>>

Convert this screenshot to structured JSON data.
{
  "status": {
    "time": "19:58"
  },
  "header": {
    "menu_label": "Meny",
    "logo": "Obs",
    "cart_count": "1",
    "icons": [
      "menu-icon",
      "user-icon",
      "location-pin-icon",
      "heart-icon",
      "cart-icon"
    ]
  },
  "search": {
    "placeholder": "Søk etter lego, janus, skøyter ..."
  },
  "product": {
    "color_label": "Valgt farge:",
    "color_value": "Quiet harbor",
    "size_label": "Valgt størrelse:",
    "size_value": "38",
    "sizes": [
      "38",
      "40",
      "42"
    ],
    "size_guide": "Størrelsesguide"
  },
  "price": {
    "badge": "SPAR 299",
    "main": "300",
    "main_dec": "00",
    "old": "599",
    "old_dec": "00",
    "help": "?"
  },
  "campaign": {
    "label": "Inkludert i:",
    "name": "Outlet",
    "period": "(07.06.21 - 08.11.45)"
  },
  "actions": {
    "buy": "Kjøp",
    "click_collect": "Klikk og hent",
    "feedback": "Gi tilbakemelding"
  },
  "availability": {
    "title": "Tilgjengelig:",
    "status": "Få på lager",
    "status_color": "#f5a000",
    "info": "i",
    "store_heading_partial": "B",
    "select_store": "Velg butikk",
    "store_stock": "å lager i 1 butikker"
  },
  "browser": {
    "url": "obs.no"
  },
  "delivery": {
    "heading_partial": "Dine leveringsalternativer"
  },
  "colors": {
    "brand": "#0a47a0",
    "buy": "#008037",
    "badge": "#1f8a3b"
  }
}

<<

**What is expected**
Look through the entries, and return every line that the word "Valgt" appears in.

**Solution for this problem**
    "color_label": "Valgt farge:",
    "size_label": "Valgt størrelse:",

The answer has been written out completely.